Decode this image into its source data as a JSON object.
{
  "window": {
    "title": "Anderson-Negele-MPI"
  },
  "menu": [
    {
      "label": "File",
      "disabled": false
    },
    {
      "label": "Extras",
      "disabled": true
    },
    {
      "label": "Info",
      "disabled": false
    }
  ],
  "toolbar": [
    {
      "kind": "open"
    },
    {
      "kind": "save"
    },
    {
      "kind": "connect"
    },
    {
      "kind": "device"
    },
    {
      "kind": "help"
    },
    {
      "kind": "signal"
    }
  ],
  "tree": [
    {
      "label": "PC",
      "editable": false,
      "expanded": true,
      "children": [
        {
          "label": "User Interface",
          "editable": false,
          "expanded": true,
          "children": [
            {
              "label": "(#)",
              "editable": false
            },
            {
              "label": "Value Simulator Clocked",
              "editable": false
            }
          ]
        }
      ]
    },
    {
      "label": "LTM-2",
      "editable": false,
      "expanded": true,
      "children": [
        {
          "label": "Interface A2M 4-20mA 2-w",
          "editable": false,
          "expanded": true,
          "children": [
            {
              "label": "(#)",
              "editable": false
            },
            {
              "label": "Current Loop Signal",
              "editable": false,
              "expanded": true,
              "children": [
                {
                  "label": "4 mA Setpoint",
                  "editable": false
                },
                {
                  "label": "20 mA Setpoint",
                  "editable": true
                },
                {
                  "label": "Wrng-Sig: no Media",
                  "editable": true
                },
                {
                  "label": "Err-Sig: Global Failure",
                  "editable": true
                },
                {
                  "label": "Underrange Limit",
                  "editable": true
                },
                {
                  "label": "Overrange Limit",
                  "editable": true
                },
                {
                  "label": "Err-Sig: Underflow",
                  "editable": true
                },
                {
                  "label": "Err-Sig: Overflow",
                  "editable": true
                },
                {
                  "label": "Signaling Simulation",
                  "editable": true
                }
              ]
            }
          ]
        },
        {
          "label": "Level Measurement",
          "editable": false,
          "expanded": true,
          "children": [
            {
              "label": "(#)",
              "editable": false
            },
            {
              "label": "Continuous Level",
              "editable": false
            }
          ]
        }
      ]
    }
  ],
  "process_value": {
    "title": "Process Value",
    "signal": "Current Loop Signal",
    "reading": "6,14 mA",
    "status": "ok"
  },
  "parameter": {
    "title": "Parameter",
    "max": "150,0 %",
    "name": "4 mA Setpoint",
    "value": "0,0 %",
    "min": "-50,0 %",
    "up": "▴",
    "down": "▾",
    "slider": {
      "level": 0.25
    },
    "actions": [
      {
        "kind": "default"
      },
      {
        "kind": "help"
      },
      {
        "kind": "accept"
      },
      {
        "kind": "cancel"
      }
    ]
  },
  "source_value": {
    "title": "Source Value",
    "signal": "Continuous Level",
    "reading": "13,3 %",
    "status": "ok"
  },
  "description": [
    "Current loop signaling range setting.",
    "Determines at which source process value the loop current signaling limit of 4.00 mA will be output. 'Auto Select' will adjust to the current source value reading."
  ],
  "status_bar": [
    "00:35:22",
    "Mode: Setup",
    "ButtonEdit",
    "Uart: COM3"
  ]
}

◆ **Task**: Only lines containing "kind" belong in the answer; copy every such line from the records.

◆ **Completed exercise**:
      "kind": "open"
      "kind": "save"
      "kind": "connect"
      "kind": "device"
      "kind": "help"
      "kind": "signal"
        "kind": "default"
        "kind": "help"
        "kind": "accept"
        "kind": "cancel"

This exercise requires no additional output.